Start of Given information
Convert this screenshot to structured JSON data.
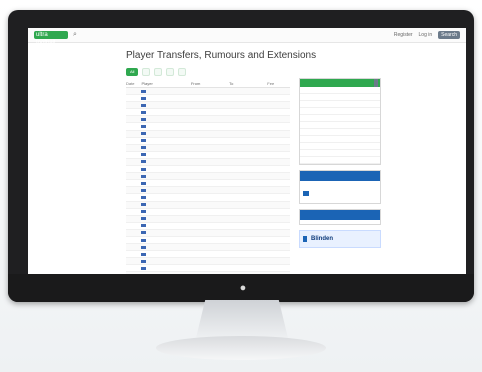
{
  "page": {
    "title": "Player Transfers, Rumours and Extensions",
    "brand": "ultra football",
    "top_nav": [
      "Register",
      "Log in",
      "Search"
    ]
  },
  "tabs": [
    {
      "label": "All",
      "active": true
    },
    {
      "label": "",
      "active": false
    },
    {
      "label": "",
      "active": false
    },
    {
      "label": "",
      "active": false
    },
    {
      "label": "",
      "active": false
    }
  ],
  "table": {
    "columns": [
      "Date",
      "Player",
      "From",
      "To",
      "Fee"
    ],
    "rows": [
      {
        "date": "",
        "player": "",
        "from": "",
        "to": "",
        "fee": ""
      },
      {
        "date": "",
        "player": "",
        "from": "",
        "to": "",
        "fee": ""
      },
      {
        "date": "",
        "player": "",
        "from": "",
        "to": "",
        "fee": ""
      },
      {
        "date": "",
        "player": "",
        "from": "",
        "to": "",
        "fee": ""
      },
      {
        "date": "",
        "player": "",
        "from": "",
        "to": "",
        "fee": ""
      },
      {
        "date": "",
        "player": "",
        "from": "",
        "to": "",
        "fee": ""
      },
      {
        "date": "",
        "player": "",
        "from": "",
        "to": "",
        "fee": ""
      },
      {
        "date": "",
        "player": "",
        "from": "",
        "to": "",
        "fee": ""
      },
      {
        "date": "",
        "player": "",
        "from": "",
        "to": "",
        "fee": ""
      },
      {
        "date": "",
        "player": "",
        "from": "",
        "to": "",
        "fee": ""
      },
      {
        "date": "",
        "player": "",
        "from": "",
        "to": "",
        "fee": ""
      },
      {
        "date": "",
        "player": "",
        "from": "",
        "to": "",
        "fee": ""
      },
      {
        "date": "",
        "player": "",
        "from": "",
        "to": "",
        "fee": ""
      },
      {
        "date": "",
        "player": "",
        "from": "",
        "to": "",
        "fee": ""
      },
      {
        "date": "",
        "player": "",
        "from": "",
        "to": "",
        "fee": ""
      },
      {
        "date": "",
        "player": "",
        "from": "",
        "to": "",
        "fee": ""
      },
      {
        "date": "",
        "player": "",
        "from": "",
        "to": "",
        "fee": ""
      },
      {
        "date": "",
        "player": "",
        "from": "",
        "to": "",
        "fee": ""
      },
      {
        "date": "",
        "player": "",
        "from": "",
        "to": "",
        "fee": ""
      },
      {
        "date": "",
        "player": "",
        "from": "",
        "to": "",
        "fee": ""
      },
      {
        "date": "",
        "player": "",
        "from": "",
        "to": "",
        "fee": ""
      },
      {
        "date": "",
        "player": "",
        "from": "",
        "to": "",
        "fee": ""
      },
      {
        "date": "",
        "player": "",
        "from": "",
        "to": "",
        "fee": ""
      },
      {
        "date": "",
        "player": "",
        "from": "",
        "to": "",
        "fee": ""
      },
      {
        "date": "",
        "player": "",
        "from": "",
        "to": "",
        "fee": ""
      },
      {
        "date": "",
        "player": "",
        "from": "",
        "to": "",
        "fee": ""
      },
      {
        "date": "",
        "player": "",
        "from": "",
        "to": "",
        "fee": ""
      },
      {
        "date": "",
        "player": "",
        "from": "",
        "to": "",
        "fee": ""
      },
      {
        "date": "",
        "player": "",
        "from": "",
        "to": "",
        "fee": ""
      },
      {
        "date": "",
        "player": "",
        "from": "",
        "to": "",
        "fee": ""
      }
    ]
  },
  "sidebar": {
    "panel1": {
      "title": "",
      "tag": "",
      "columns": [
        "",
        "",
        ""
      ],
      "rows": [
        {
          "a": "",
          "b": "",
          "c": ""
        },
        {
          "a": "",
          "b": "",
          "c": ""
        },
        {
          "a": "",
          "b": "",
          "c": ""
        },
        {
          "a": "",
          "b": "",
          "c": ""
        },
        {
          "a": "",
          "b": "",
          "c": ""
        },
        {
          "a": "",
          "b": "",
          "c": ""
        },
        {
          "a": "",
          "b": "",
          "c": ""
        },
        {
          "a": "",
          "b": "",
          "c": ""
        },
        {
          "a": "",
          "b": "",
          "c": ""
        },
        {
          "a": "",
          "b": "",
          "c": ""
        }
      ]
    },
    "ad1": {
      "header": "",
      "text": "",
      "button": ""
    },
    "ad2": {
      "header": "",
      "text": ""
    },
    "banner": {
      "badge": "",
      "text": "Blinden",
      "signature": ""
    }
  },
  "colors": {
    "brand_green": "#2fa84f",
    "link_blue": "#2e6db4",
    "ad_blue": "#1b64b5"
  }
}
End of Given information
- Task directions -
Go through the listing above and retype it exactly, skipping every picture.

- Exercise response -
Convert this screenshot to structured JSON data.
{
  "page": {
    "title": "Player Transfers, Rumours and Extensions",
    "brand": "ultra football",
    "top_nav": [
      "Register",
      "Log in",
      "Search"
    ]
  },
  "tabs": [
    {
      "label": "All",
      "active": true
    },
    {
      "label": "",
      "active": false
    },
    {
      "label": "",
      "active": false
    },
    {
      "label": "",
      "active": false
    },
    {
      "label": "",
      "active": false
    }
  ],
  "table": {
    "columns": [
      "Date",
      "Player",
      "From",
      "To",
      "Fee"
    ],
    "rows": [
      {
        "date": "",
        "player": "",
        "from": "",
        "to": "",
        "fee": ""
      },
      {
        "date": "",
        "player": "",
        "from": "",
        "to": "",
        "fee": ""
      },
      {
        "date": "",
        "player": "",
        "from": "",
        "to": "",
        "fee": ""
      },
      {
        "date": "",
        "player": "",
        "from": "",
        "to": "",
        "fee": ""
      },
      {
        "date": "",
        "player": "",
        "from": "",
        "to": "",
        "fee": ""
      },
      {
        "date": "",
        "player": "",
        "from": "",
        "to": "",
        "fee": ""
      },
      {
        "date": "",
        "player": "",
        "from": "",
        "to": "",
        "fee": ""
      },
      {
        "date": "",
        "player": "",
        "from": "",
        "to": "",
        "fee": ""
      },
      {
        "date": "",
        "player": "",
        "from": "",
        "to": "",
        "fee": ""
      },
      {
        "date": "",
        "player": "",
        "from": "",
        "to": "",
        "fee": ""
      },
      {
        "date": "",
        "player": "",
        "from": "",
        "to": "",
        "fee": ""
      },
      {
        "date": "",
        "player": "",
        "from": "",
        "to": "",
        "fee": ""
      },
      {
        "date": "",
        "player": "",
        "from": "",
        "to": "",
        "fee": ""
      },
      {
        "date": "",
        "player": "",
        "from": "",
        "to": "",
        "fee": ""
      },
      {
        "date": "",
        "player": "",
        "from": "",
        "to": "",
        "fee": ""
      },
      {
        "date": "",
        "player": "",
        "from": "",
        "to": "",
        "fee": ""
      },
      {
        "date": "",
        "player": "",
        "from": "",
        "to": "",
        "fee": ""
      },
      {
        "date": "",
        "player": "",
        "from": "",
        "to": "",
        "fee": ""
      },
      {
        "date": "",
        "player": "",
        "from": "",
        "to": "",
        "fee": ""
      },
      {
        "date": "",
        "player": "",
        "from": "",
        "to": "",
        "fee": ""
      },
      {
        "date": "",
        "player": "",
        "from": "",
        "to": "",
        "fee": ""
      },
      {
        "date": "",
        "player": "",
        "from": "",
        "to": "",
        "fee": ""
      },
      {
        "date": "",
        "player": "",
        "from": "",
        "to": "",
        "fee": ""
      },
      {
        "date": "",
        "player": "",
        "from": "",
        "to": "",
        "fee": ""
      },
      {
        "date": "",
        "player": "",
        "from": "",
        "to": "",
        "fee": ""
      },
      {
        "date": "",
        "player": "",
        "from": "",
        "to": "",
        "fee": ""
      },
      {
        "date": "",
        "player": "",
        "from": "",
        "to": "",
        "fee": ""
      },
      {
        "date": "",
        "player": "",
        "from": "",
        "to": "",
        "fee": ""
      },
      {
        "date": "",
        "player": "",
        "from": "",
        "to": "",
        "fee": ""
      },
      {
        "date": "",
        "player": "",
        "from": "",
        "to": "",
        "fee": ""
      }
    ]
  },
  "sidebar": {
    "panel1": {
      "title": "",
      "tag": "",
      "columns": [
        "",
        "",
        ""
      ],
      "rows": [
        {
          "a": "",
          "b": "",
          "c": ""
        },
        {
          "a": "",
          "b": "",
          "c": ""
        },
        {
          "a": "",
          "b": "",
          "c": ""
        },
        {
          "a": "",
          "b": "",
          "c": ""
        },
        {
          "a": "",
          "b": "",
          "c": ""
        },
        {
          "a": "",
          "b": "",
          "c": ""
        },
        {
          "a": "",
          "b": "",
          "c": ""
        },
        {
          "a": "",
          "b": "",
          "c": ""
        },
        {
          "a": "",
          "b": "",
          "c": ""
        },
        {
          "a": "",
          "b": "",
          "c": ""
        }
      ]
    },
    "ad1": {
      "header": "",
      "text": "",
      "button": ""
    },
    "ad2": {
      "header": "",
      "text": ""
    },
    "banner": {
      "badge": "",
      "text": "Blinden",
      "signature": ""
    }
  },
  "colors": {
    "brand_green": "#2fa84f",
    "link_blue": "#2e6db4",
    "ad_blue": "#1b64b5"
  }
}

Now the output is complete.